Increasing numbers of overdoses from prescription opioids and a more recent increase in heroin-associated fatalities have caused heartbreak in communities across the country. More than 30 000 deaths from unintentional drug overdose were reported in the United States in 2010, the most recent year for which data are available. Given the severity of this national epidemic, it is time to confront the stigma associated with opioid use disorder and its treatment with medications. By limiting the availability of care and by discouraging people who use opioids from seeking effective services, this stigma is impeding progress in reducing the toll of overdose (Drs. Yngvild Olsen and Joshua M. Sharfstein, 2/26).
The Fiscal Times: The 'Doc Fix' Is In, And Cost Controls Are Out Again
Despite a recent slowing in the growth of health care expenditures, it remains a Herculean battle to rein in medical spending in the U.S. A number of forces are aligned against lowering costs. Growth in the economy will certainly put upward pressure on prices, combined with the aging of the population. And the private sector will have little incentive to control costs without a powerful public mandate, which the Affordable Care Act lacks (John F. Wasik, 2/26).
Fox News: Dr. Manny: Why Dr. Vivek Murthy Is Not Qualified To Be Surgeon General
But in my humble opinion, the latest nominee for U.S. surgeon general, Dr. Vivek Murthy, does not qualify to be our nation's doctor.
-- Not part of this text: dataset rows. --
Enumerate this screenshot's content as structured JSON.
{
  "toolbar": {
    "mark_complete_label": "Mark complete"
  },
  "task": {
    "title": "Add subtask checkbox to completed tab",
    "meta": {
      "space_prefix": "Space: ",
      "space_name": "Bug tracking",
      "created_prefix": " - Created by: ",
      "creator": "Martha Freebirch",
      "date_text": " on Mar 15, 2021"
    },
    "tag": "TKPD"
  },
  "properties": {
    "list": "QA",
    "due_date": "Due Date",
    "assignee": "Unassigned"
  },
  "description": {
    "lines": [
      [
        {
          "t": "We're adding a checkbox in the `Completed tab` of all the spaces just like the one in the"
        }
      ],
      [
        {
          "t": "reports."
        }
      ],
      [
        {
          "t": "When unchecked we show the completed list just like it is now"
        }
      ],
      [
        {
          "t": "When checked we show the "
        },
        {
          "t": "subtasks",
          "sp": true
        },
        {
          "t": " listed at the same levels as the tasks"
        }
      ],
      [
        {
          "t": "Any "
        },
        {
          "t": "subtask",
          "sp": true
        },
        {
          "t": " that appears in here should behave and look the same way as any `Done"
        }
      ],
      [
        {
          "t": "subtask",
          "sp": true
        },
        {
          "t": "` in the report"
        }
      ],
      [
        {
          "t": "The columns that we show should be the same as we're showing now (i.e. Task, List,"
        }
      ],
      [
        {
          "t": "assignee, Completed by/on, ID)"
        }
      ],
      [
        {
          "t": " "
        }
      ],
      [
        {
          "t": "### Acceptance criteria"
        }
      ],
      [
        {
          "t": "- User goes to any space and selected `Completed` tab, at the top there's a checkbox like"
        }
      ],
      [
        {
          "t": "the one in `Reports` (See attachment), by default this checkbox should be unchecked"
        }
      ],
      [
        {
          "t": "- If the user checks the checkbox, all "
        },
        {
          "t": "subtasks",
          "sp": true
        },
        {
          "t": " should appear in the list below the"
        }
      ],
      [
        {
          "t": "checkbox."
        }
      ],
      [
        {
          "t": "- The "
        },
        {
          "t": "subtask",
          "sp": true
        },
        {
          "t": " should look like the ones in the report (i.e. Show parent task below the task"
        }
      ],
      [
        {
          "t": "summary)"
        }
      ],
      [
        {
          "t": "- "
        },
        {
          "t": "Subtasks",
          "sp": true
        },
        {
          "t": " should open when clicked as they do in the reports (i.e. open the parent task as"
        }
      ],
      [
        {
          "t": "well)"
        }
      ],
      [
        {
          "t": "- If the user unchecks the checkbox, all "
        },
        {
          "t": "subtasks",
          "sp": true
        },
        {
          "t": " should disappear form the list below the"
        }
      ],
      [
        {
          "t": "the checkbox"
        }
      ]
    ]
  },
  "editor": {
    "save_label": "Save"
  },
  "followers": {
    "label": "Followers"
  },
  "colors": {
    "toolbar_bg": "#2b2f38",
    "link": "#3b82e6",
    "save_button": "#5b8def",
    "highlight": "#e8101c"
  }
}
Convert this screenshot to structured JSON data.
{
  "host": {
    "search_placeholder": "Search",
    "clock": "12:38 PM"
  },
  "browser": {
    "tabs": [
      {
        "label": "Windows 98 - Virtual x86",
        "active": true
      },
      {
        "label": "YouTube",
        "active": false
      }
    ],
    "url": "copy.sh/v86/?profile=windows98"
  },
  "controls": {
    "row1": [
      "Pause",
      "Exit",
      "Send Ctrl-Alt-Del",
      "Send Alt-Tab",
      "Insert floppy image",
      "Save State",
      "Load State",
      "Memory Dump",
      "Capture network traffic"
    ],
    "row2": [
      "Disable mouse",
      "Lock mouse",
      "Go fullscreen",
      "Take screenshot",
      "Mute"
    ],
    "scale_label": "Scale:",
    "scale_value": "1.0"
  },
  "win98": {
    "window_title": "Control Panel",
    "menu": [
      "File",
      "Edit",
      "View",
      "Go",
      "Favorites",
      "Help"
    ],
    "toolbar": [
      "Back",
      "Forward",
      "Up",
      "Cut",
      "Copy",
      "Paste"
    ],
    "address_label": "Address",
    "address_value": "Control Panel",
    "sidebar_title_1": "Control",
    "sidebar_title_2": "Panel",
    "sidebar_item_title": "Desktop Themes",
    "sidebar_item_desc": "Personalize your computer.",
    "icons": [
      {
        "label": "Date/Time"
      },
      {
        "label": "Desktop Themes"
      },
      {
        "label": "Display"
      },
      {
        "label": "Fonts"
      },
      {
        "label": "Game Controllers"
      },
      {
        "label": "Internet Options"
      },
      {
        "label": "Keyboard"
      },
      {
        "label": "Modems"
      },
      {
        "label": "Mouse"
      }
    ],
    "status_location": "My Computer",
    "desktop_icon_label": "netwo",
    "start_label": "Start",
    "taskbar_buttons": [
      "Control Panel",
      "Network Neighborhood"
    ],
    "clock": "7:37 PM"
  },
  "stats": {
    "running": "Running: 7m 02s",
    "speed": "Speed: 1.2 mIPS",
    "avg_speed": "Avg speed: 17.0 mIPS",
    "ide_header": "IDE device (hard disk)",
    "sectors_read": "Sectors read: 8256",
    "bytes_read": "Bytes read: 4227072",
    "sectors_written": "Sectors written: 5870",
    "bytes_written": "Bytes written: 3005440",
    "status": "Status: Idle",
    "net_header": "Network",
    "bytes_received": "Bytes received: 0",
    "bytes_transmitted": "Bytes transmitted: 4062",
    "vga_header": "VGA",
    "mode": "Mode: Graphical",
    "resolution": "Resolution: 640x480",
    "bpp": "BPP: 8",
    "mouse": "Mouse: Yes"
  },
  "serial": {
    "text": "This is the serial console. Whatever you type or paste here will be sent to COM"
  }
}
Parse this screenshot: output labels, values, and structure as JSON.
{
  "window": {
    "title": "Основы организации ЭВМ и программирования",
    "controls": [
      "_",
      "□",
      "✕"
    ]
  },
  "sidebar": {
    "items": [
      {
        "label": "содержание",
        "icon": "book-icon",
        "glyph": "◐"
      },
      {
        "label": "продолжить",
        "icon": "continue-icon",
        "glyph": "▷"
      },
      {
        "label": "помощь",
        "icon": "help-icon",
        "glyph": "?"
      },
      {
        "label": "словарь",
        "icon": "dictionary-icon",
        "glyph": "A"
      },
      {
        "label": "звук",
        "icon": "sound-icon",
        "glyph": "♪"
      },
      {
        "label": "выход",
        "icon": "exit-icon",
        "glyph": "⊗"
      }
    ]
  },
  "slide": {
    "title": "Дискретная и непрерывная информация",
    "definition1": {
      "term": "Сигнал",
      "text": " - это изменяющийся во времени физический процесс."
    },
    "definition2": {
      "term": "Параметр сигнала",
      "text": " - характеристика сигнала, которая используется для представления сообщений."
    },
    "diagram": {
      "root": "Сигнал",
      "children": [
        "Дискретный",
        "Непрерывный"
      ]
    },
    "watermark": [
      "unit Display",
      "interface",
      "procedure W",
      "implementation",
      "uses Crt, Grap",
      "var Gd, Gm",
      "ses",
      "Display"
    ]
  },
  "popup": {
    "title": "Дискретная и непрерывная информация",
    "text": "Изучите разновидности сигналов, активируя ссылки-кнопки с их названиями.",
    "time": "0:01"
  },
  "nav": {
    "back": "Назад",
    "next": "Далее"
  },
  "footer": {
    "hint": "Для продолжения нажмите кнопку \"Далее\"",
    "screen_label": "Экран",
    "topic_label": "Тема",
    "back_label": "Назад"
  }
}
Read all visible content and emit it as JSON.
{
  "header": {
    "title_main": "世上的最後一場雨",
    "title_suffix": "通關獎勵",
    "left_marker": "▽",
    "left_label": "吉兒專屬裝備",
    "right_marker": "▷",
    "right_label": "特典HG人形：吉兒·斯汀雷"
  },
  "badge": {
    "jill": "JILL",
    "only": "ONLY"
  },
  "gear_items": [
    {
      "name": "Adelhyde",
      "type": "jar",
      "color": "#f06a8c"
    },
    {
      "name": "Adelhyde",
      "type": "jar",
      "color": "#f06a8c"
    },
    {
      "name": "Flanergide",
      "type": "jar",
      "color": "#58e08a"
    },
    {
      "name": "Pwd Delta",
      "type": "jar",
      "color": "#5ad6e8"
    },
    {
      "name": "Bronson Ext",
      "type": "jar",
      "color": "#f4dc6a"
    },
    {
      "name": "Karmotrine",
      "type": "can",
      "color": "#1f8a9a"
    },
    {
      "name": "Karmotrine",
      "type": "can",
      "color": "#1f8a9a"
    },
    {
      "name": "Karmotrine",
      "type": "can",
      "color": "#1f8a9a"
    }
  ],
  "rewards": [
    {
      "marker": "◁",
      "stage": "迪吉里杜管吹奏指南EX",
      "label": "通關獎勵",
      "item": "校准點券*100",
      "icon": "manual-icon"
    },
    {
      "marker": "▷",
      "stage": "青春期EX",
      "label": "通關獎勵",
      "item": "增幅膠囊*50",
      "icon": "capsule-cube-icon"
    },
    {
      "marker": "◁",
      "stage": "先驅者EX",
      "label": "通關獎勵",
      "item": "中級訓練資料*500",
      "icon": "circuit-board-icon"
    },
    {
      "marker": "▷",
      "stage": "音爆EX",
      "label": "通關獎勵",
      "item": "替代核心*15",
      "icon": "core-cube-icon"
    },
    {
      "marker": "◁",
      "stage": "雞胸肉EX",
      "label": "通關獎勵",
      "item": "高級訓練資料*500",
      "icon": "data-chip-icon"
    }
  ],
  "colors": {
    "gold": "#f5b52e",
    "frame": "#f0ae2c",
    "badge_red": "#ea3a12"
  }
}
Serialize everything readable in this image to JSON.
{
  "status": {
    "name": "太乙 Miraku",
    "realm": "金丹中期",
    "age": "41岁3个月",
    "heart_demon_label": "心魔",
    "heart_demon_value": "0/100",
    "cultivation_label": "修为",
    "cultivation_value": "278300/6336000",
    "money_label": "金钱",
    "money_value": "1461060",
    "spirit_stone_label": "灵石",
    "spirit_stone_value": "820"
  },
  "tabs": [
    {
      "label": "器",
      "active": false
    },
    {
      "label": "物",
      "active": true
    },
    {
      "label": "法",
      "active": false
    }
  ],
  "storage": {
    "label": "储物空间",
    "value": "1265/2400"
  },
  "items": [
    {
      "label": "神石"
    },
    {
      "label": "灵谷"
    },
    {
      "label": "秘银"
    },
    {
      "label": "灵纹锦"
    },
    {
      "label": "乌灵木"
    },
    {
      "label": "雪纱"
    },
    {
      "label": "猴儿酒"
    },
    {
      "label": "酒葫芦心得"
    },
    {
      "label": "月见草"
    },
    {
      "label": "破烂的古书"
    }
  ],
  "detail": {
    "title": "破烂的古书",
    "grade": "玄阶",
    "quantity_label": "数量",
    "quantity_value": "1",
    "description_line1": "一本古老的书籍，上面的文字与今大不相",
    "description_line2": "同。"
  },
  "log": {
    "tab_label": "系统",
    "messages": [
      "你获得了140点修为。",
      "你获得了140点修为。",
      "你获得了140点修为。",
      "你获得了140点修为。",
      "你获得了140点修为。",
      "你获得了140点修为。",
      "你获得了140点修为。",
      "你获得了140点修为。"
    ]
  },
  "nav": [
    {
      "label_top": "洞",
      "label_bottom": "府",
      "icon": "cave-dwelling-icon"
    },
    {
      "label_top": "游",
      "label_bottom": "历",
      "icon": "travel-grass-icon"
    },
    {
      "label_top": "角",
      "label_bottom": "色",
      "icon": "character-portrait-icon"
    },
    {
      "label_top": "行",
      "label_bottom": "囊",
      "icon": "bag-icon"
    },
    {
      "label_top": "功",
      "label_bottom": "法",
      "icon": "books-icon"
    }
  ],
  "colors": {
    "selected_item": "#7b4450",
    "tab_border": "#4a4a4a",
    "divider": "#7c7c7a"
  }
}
My criticism is based largely on Murthy's level of clinical experience. Murthy is 36 years old and, to his credit, received his medical degree from Yale School of Medicine, one of the most prestigious medical school programs in the country. This is certainly an achievement that I can't claim. But a medical school does not a doctor make (Dr. Manny Alvarez, 2/26).
This article was reprinted from kaiserhealthnews.org with permission from the Henry J. Kaiser Family Foundation. Kaiser Health News, an editorially independent news service, is a program of the Kaiser Family Foundation, a nonpartisan health care policy research organization unaffiliated with Kaiser Permanente.